Mr. Lee said, “A place like Starbucks has a very earthy tone, and you feel settled. Whether you want to go on your computer or read, those colors are congruent to the experience.”

In contrast you might notice a very different motif in a place like McDonalds. “Usually fast food places in the past would have yellow and red which are really anxious colors. So you would eat and leave right away. Now they want you to settle in, so they change their color scheme,” Mr. Lee said. 

In order to determine the color of the year, Pantone explores trends and searches the world for new color inspirations. They can be found in the entertainment industry, art and new artists, fashion, design, travel, lifestyles, playstyles, and socio-economic conditions. New technologies, materials, textures, and effects, relevant social media and sporting events that garner worldwide attention are all influences Pantone considers. 

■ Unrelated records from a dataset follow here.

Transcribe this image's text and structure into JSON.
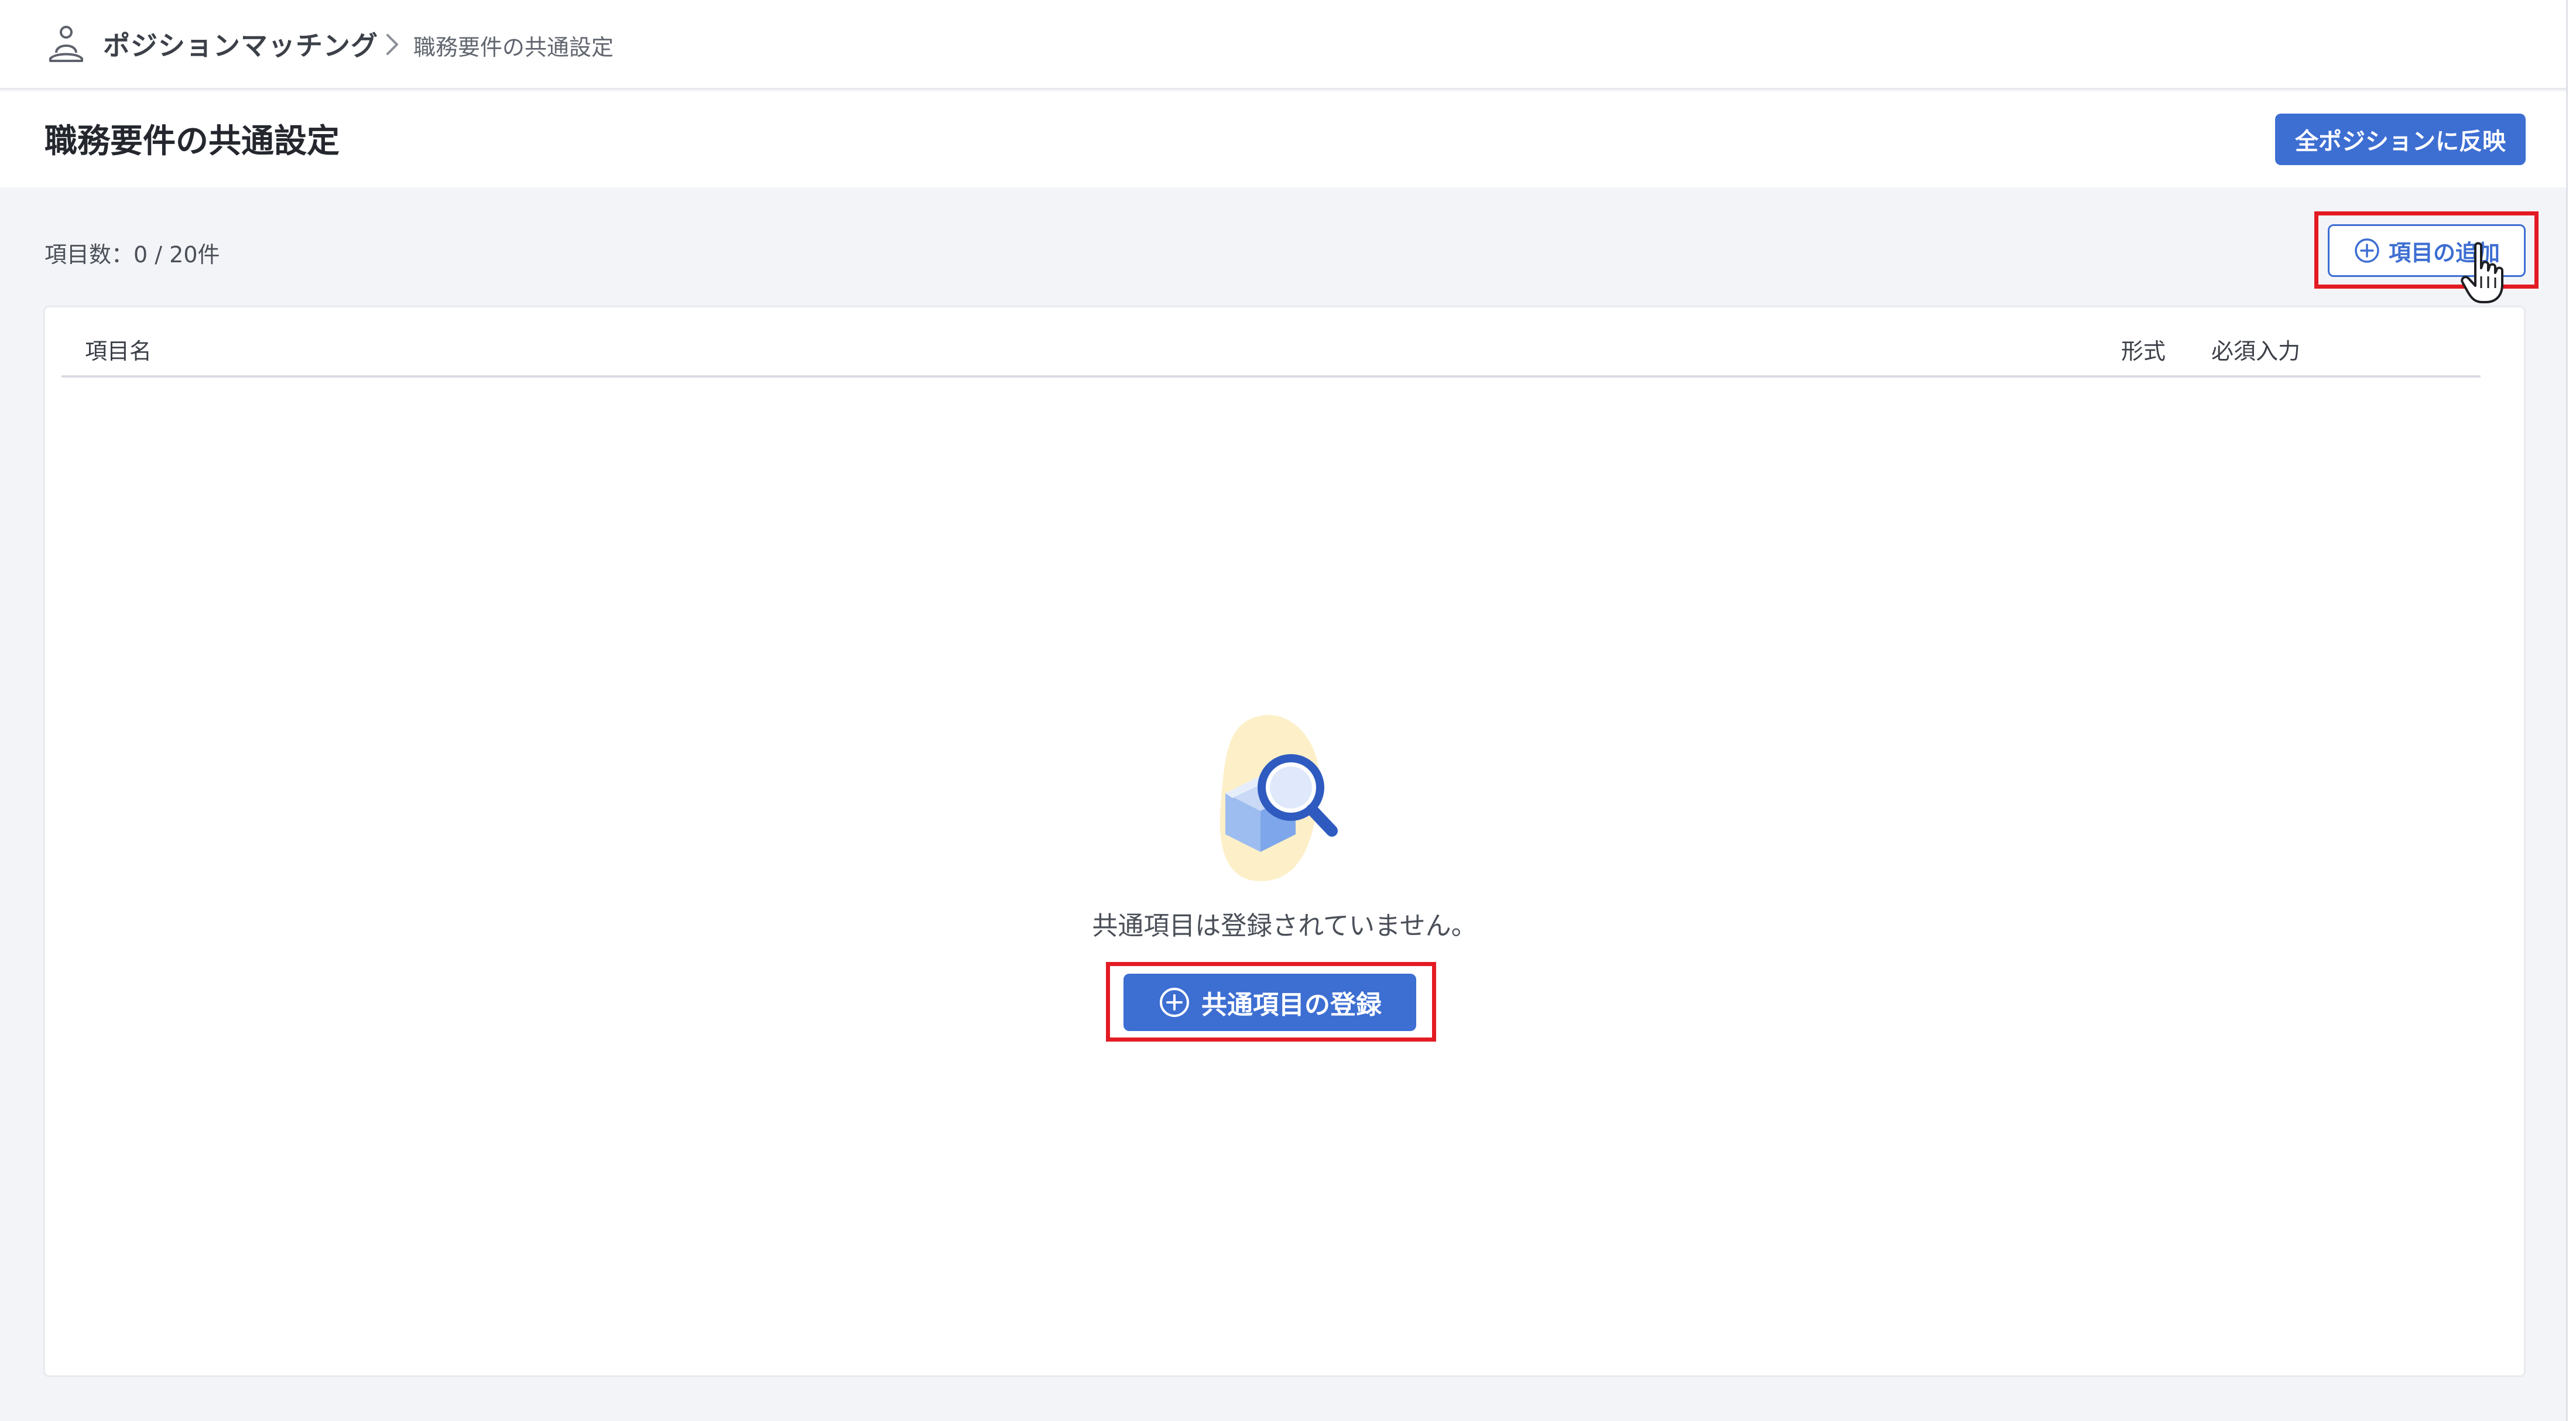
{
  "breadcrumb": {
    "app_name": "ポジションマッチング",
    "current": "職務要件の共通設定"
  },
  "header": {
    "title": "職務要件の共通設定",
    "apply_all_label": "全ポジションに反映"
  },
  "toolbar": {
    "count_label": "項目数：0 / 20件",
    "add_item_label": "項目の追加"
  },
  "table": {
    "columns": [
      "項目名",
      "形式",
      "必須入力"
    ]
  },
  "empty_state": {
    "message": "共通項目は登録されていません。",
    "register_label": "共通項目の登録"
  },
  "colors": {
    "primary": "#3d6ed2",
    "highlight": "#e31b23",
    "background": "#f3f4f7"
  },
  "icons": {
    "app": "person-sitting-icon",
    "separator": "chevron-right-icon",
    "add": "plus-circle-icon",
    "cursor": "hand-pointer-cursor-icon",
    "empty": "box-magnifier-illustration"
  }
}
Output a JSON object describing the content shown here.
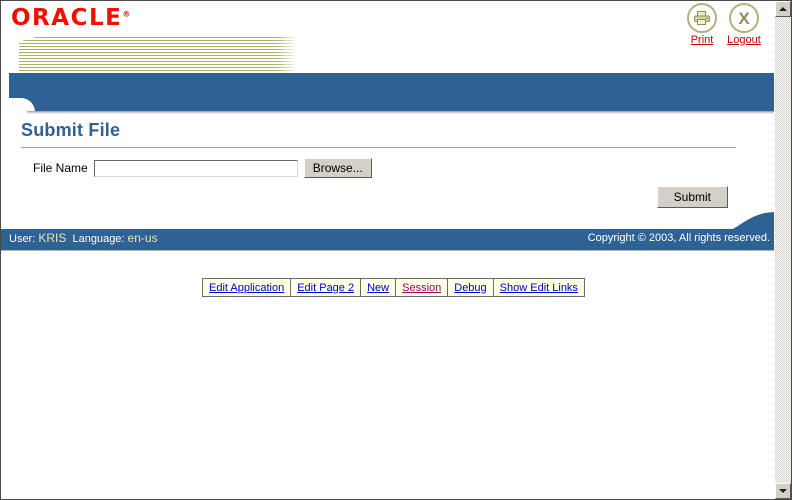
{
  "brand": {
    "logo_text": "ORACLE",
    "trademark": "®"
  },
  "utility": {
    "print": {
      "label": "Print",
      "icon": "printer-icon"
    },
    "logout": {
      "label": "Logout",
      "icon": "close-x-icon",
      "glyph": "X"
    }
  },
  "page": {
    "title": "Submit File"
  },
  "form": {
    "file_name_label": "File Name",
    "file_name_value": "",
    "file_name_placeholder": "",
    "browse_label": "Browse...",
    "submit_label": "Submit"
  },
  "footer": {
    "user_label": "User:",
    "user_value": "KRIS",
    "language_label": "Language:",
    "language_value": "en-us",
    "copyright": "Copyright © 2003, All rights reserved."
  },
  "dev_toolbar": {
    "items": [
      {
        "label": "Edit Application",
        "visited": false
      },
      {
        "label": "Edit Page 2",
        "visited": false
      },
      {
        "label": "New",
        "visited": false
      },
      {
        "label": "Session",
        "visited": true
      },
      {
        "label": "Debug",
        "visited": false
      },
      {
        "label": "Show Edit Links",
        "visited": false
      }
    ]
  },
  "colors": {
    "oracle_red": "#f01000",
    "header_blue": "#2e6295",
    "rule_olive": "#a8a566",
    "link_blue": "#0000cc",
    "link_visited": "#990066",
    "footer_value": "#e8e4b0"
  }
}
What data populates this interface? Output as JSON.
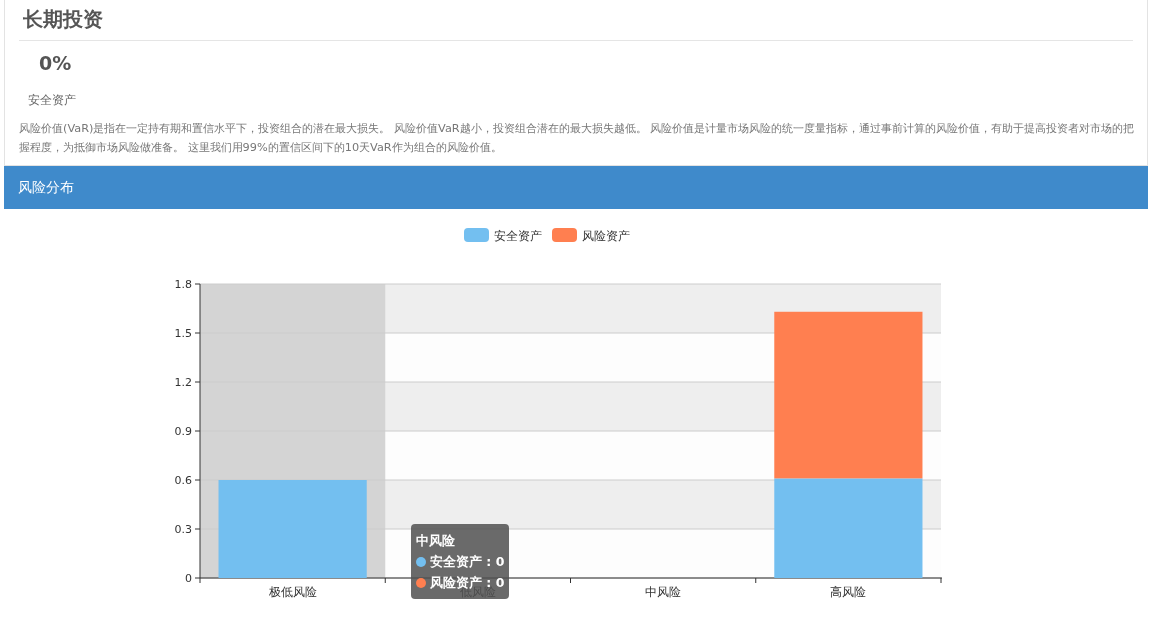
{
  "title": "长期投资",
  "stat": {
    "value": "0%",
    "label": "安全资产"
  },
  "description": "风险价值(VaR)是指在一定持有期和置信水平下，投资组合的潜在最大损失。 风险价值VaR越小，投资组合潜在的最大损失越低。 风险价值是计量市场风险的统一度量指标，通过事前计算的风险价值，有助于提高投资者对市场的把握程度，为抵御市场风险做准备。 这里我们用99%的置信区间下的10天VaR作为组合的风险价值。",
  "panel": {
    "title": "风险分布",
    "chart_data": {
      "type": "bar",
      "stacked": true,
      "categories": [
        "极低风险",
        "低风险",
        "中风险",
        "高风险"
      ],
      "series": [
        {
          "name": "安全资产",
          "color": "#73bff0",
          "values": [
            0.6,
            0,
            0,
            0.61
          ]
        },
        {
          "name": "风险资产",
          "color": "#ff7f50",
          "values": [
            0,
            0,
            0,
            1.02
          ]
        }
      ],
      "ylim": [
        0,
        1.8
      ],
      "yticks": [
        0,
        0.3,
        0.6,
        0.9,
        1.2,
        1.5,
        1.8
      ],
      "grid": true,
      "legend": true,
      "bands": [
        {
          "axis": "x",
          "from": "极低风险",
          "to": "极低风险",
          "color": "#d4d4d4"
        }
      ]
    },
    "tooltip": {
      "title": "中风险",
      "items": [
        {
          "label": "安全资产 : 0",
          "color": "#73bff0"
        },
        {
          "label": "风险资产 : 0",
          "color": "#ff7f50"
        }
      ]
    }
  }
}
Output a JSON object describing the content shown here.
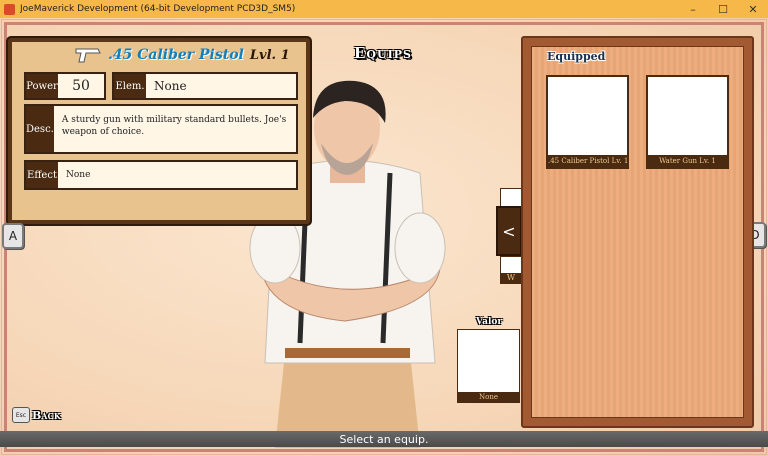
{
  "window": {
    "title": "JoeMaverick Development (64-bit Development PCD3D_SM5)",
    "buttons": [
      "–",
      "☐",
      "✕"
    ]
  },
  "screen_title": "Equips",
  "weapon": {
    "name": ".45 Caliber Pistol",
    "level": "Lvl. 1",
    "icon": "pistol-icon",
    "power_label": "Power",
    "power_value": "50",
    "element_label": "Elem.",
    "element_value": "None",
    "description_label": "Desc.",
    "description": "A sturdy gun with military standard bullets. Joe's weapon of choice.",
    "effect_label": "Effect",
    "effect_value": "None"
  },
  "nav": {
    "left_key": "A",
    "right_key": "D",
    "slot_arrow": "<",
    "partial_caption": "W"
  },
  "valor": {
    "label": "Valor",
    "slot_caption": "None"
  },
  "equipped": {
    "title": "Equipped",
    "slots": [
      {
        "caption": ".45 Caliber Pistol Lv. 1"
      },
      {
        "caption": "Water Gun Lv. 1"
      }
    ]
  },
  "back": {
    "key": "Esc",
    "label": "Back"
  },
  "hint": "Select an equip.",
  "colors": {
    "panel_border": "#5a3518",
    "weapon_name": "#0f7fbf",
    "title_bar": "#f7b84a"
  }
}
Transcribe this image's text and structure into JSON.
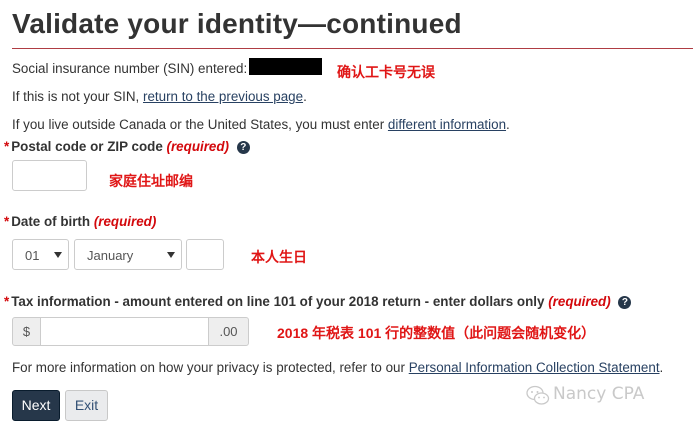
{
  "page": {
    "title": "Validate your identity—continued"
  },
  "sin": {
    "label": "Social insurance number (SIN) entered:",
    "annotation": "确认工卡号无误"
  },
  "notyours": {
    "prefix": "If this is not your SIN,",
    "link": "return to the previous page",
    "suffix": "."
  },
  "outside": {
    "prefix": "If you live outside Canada or the United States, you must enter",
    "link": "different information",
    "suffix": "."
  },
  "postal": {
    "label": "Postal code or ZIP code",
    "required": "(required)",
    "value": "",
    "annotation": "家庭住址邮编"
  },
  "dob": {
    "label": "Date of birth",
    "required": "(required)",
    "day": "01",
    "month": "January",
    "year": "",
    "annotation": "本人生日"
  },
  "tax": {
    "label": "Tax information - amount entered on line 101 of your 2018 return - enter dollars only",
    "required": "(required)",
    "prefix": "$",
    "suffix": ".00",
    "value": "",
    "annotation": "2018 年税表 101 行的整数值（此问题会随机变化）"
  },
  "privacy": {
    "prefix": "For more information on how your privacy is protected, refer to our",
    "link": "Personal Information Collection Statement",
    "suffix": "."
  },
  "buttons": {
    "next": "Next",
    "exit": "Exit"
  },
  "watermark": "Nancy CPA",
  "colors": {
    "title_rule": "#af3c43",
    "required": "#d3080c",
    "annotation": "#e01616",
    "link": "#284162",
    "primary_button": "#26374a"
  }
}
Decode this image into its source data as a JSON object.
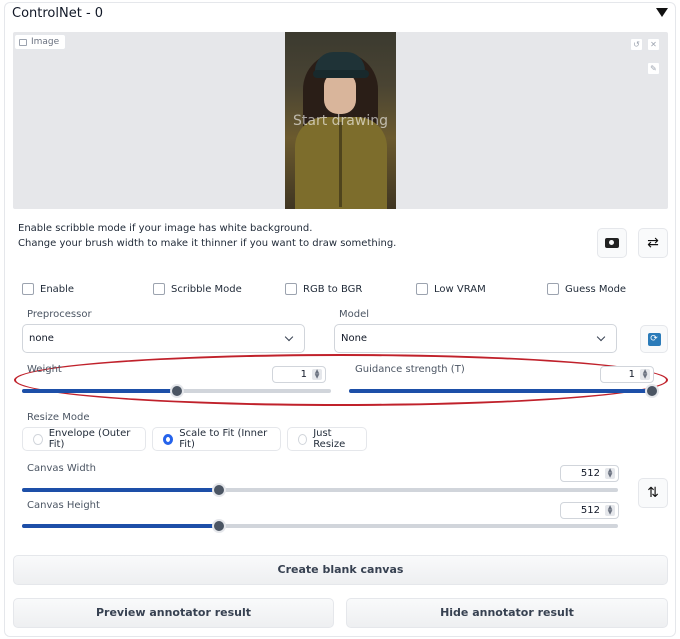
{
  "header": {
    "title": "ControlNet - 0",
    "collapse_icon": "triangle-down-icon"
  },
  "image_panel": {
    "label": "Image",
    "overlay_text": "Start drawing",
    "undo_icon": "undo-icon",
    "close_icon": "close-icon",
    "brush_icon": "brush-icon"
  },
  "hints": {
    "line1": "Enable scribble mode if your image has white background.",
    "line2": "Change your brush width to make it thinner if you want to draw something."
  },
  "icon_buttons": {
    "camera": "camera-icon",
    "swap": "⇄",
    "refresh": "refresh-icon",
    "swap_dims": "⇅"
  },
  "checkboxes": [
    {
      "label": "Enable",
      "checked": false
    },
    {
      "label": "Scribble Mode",
      "checked": false
    },
    {
      "label": "RGB to BGR",
      "checked": false
    },
    {
      "label": "Low VRAM",
      "checked": false
    },
    {
      "label": "Guess Mode",
      "checked": false
    }
  ],
  "preprocessor": {
    "label": "Preprocessor",
    "value": "none"
  },
  "model": {
    "label": "Model",
    "value": "None"
  },
  "weight": {
    "label": "Weight",
    "value": "1",
    "fraction": 0.5
  },
  "guidance": {
    "label": "Guidance strength (T)",
    "value": "1",
    "fraction": 1.0
  },
  "resize_mode": {
    "label": "Resize Mode",
    "options": [
      "Envelope (Outer Fit)",
      "Scale to Fit (Inner Fit)",
      "Just Resize"
    ],
    "selected": 1
  },
  "canvas_width": {
    "label": "Canvas Width",
    "value": "512",
    "fraction": 0.33
  },
  "canvas_height": {
    "label": "Canvas Height",
    "value": "512",
    "fraction": 0.33
  },
  "buttons": {
    "create_canvas": "Create blank canvas",
    "preview": "Preview annotator result",
    "hide": "Hide annotator result"
  },
  "colors": {
    "accent": "#1d4fa8",
    "highlight": "#c0212b",
    "radio_selected": "#2563eb"
  }
}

To determine the specific color, Pantone holds private meetings with various experts of color standards from several nations where they debate and present different proposals. Their choice centers around the world, specifically a term called the zeitgeist which refers to the mood, ideals, beliefs, and tone that motivates people during a particular period in time.

While competing companies also have their own color of the year, it is Pantone that stands out among the rest. The company has decided on the designated color since 1999. Pantone is a major influence in the design world which is why their announcement of the color of the year is the most significant compared to competitors. In 2015, sales for Marsala, a wine red with earth tones, color products such as paint, bedding, and upholstery skyrocketed after it was named color of the year by Pantone.

Pantone 17-3938 Very Peri’s creation and meaning symbolize our desire for a fresh start for the world in 2022.